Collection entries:
:::
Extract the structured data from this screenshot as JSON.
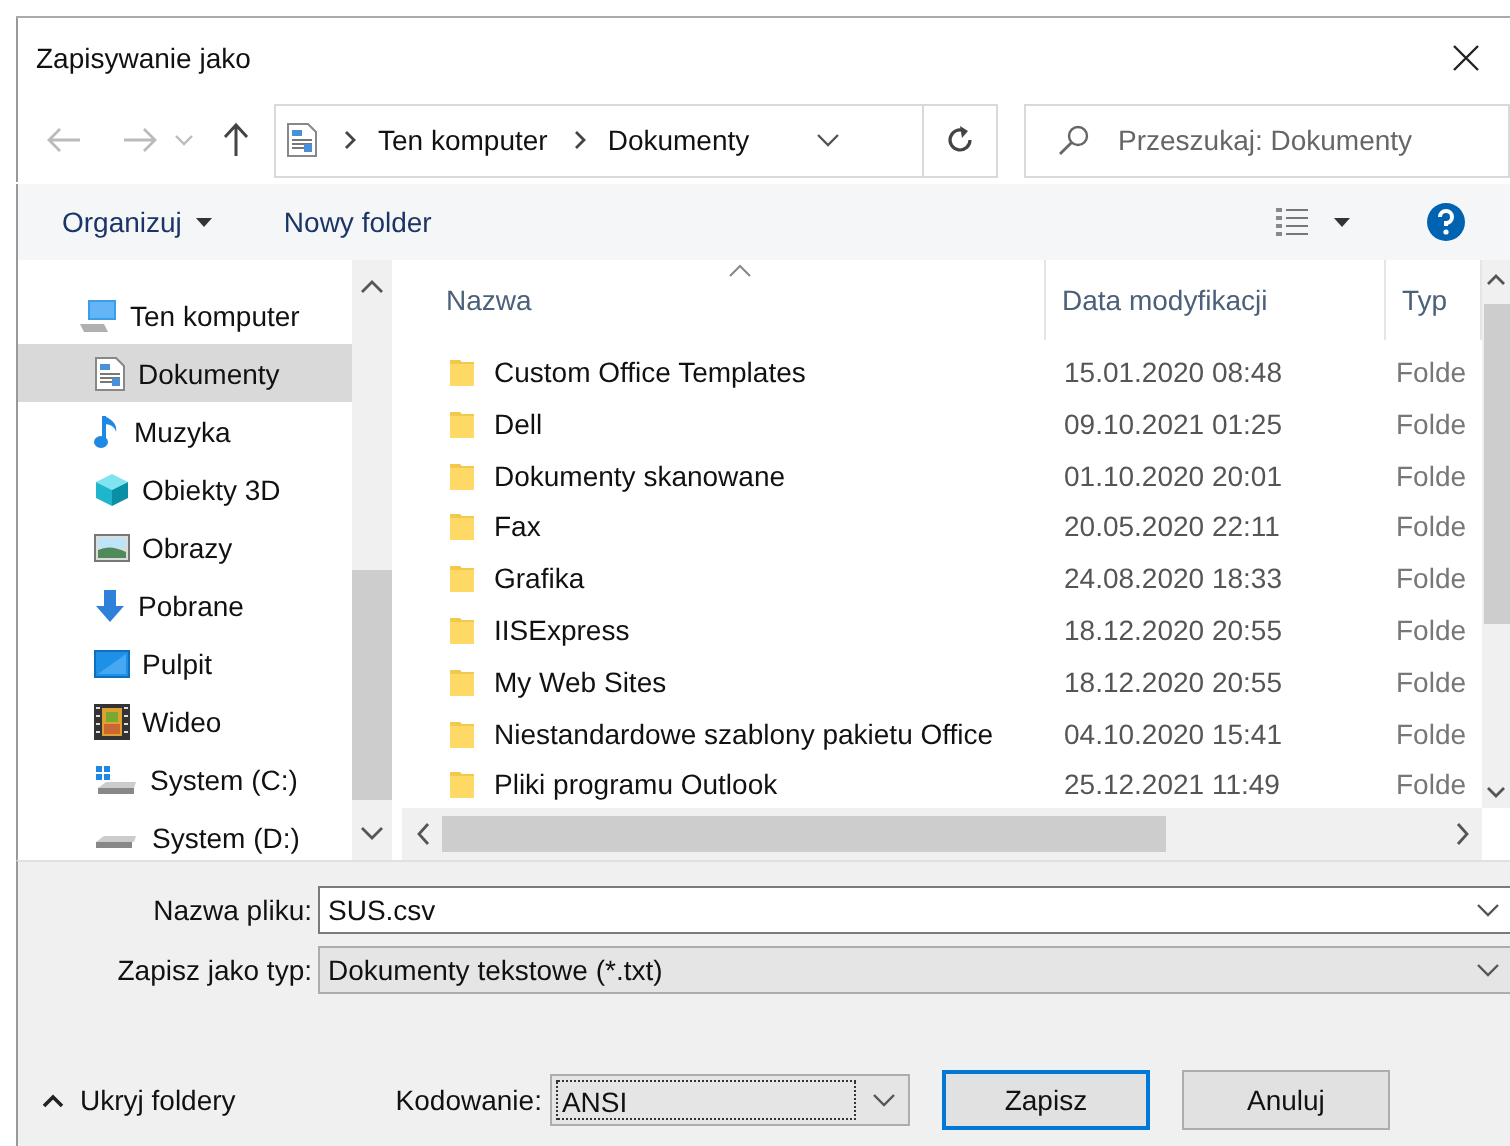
{
  "window": {
    "title": "Zapisywanie jako"
  },
  "navigation": {
    "breadcrumb": [
      "Ten komputer",
      "Dokumenty"
    ],
    "search": {
      "placeholder": "Przeszukaj: Dokumenty"
    }
  },
  "toolbar": {
    "organize": "Organizuj",
    "new_folder": "Nowy folder"
  },
  "sidebar": {
    "items": [
      {
        "label": "Ten komputer",
        "kind": "computer",
        "selected": false,
        "children": [
          {
            "label": "Dokumenty",
            "kind": "documents",
            "selected": true
          },
          {
            "label": "Muzyka",
            "kind": "music",
            "selected": false
          },
          {
            "label": "Obiekty 3D",
            "kind": "cube",
            "selected": false
          },
          {
            "label": "Obrazy",
            "kind": "pictures",
            "selected": false
          },
          {
            "label": "Pobrane",
            "kind": "downloads",
            "selected": false
          },
          {
            "label": "Pulpit",
            "kind": "desktop",
            "selected": false
          },
          {
            "label": "Wideo",
            "kind": "video",
            "selected": false
          },
          {
            "label": "System (C:)",
            "kind": "system-drive",
            "selected": false
          },
          {
            "label": "System (D:)",
            "kind": "drive",
            "selected": false
          }
        ]
      }
    ]
  },
  "table": {
    "columns": [
      "Nazwa",
      "Data modyfikacji",
      "Typ"
    ],
    "rows": [
      {
        "name": "Custom Office Templates",
        "modified": "15.01.2020 08:48",
        "type": "Folde"
      },
      {
        "name": "Dell",
        "modified": "09.10.2021 01:25",
        "type": "Folde"
      },
      {
        "name": "Dokumenty skanowane",
        "modified": "01.10.2020 20:01",
        "type": "Folde"
      },
      {
        "name": "Fax",
        "modified": "20.05.2020 22:11",
        "type": "Folde"
      },
      {
        "name": "Grafika",
        "modified": "24.08.2020 18:33",
        "type": "Folde"
      },
      {
        "name": "IISExpress",
        "modified": "18.12.2020 20:55",
        "type": "Folde"
      },
      {
        "name": "My Web Sites",
        "modified": "18.12.2020 20:55",
        "type": "Folde"
      },
      {
        "name": "Niestandardowe szablony pakietu Office",
        "modified": "04.10.2020 15:41",
        "type": "Folde"
      },
      {
        "name": "Pliki programu Outlook",
        "modified": "25.12.2021 11:49",
        "type": "Folde"
      }
    ]
  },
  "form": {
    "file_name": {
      "label": "Nazwa pliku:",
      "value": "SUS.csv"
    },
    "file_type": {
      "label": "Zapisz jako typ:",
      "value": "Dokumenty tekstowe (*.txt)"
    },
    "hide_folders": "Ukryj foldery",
    "encoding": {
      "label": "Kodowanie:",
      "value": "ANSI"
    },
    "buttons": [
      {
        "label": "Zapisz",
        "default": true
      },
      {
        "label": "Anuluj",
        "default": false
      }
    ]
  }
}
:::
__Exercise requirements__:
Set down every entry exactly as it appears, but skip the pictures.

__Solution below__:
Extract the structured data from this screenshot as JSON.
{
  "window": {
    "title": "Zapisywanie jako"
  },
  "navigation": {
    "breadcrumb": [
      "Ten komputer",
      "Dokumenty"
    ],
    "search": {
      "placeholder": "Przeszukaj: Dokumenty"
    }
  },
  "toolbar": {
    "organize": "Organizuj",
    "new_folder": "Nowy folder"
  },
  "sidebar": {
    "items": [
      {
        "label": "Ten komputer",
        "kind": "computer",
        "selected": false,
        "children": [
          {
            "label": "Dokumenty",
            "kind": "documents",
            "selected": true
          },
          {
            "label": "Muzyka",
            "kind": "music",
            "selected": false
          },
          {
            "label": "Obiekty 3D",
            "kind": "cube",
            "selected": false
          },
          {
            "label": "Obrazy",
            "kind": "pictures",
            "selected": false
          },
          {
            "label": "Pobrane",
            "kind": "downloads",
            "selected": false
          },
          {
            "label": "Pulpit",
            "kind": "desktop",
            "selected": false
          },
          {
            "label": "Wideo",
            "kind": "video",
            "selected": false
          },
          {
            "label": "System (C:)",
            "kind": "system-drive",
            "selected": false
          },
          {
            "label": "System (D:)",
            "kind": "drive",
            "selected": false
          }
        ]
      }
    ]
  },
  "table": {
    "columns": [
      "Nazwa",
      "Data modyfikacji",
      "Typ"
    ],
    "rows": [
      {
        "name": "Custom Office Templates",
        "modified": "15.01.2020 08:48",
        "type": "Folde"
      },
      {
        "name": "Dell",
        "modified": "09.10.2021 01:25",
        "type": "Folde"
      },
      {
        "name": "Dokumenty skanowane",
        "modified": "01.10.2020 20:01",
        "type": "Folde"
      },
      {
        "name": "Fax",
        "modified": "20.05.2020 22:11",
        "type": "Folde"
      },
      {
        "name": "Grafika",
        "modified": "24.08.2020 18:33",
        "type": "Folde"
      },
      {
        "name": "IISExpress",
        "modified": "18.12.2020 20:55",
        "type": "Folde"
      },
      {
        "name": "My Web Sites",
        "modified": "18.12.2020 20:55",
        "type": "Folde"
      },
      {
        "name": "Niestandardowe szablony pakietu Office",
        "modified": "04.10.2020 15:41",
        "type": "Folde"
      },
      {
        "name": "Pliki programu Outlook",
        "modified": "25.12.2021 11:49",
        "type": "Folde"
      }
    ]
  },
  "form": {
    "file_name": {
      "label": "Nazwa pliku:",
      "value": "SUS.csv"
    },
    "file_type": {
      "label": "Zapisz jako typ:",
      "value": "Dokumenty tekstowe (*.txt)"
    },
    "hide_folders": "Ukryj foldery",
    "encoding": {
      "label": "Kodowanie:",
      "value": "ANSI"
    },
    "buttons": [
      {
        "label": "Zapisz",
        "default": true
      },
      {
        "label": "Anuluj",
        "default": false
      }
    ]
  }
}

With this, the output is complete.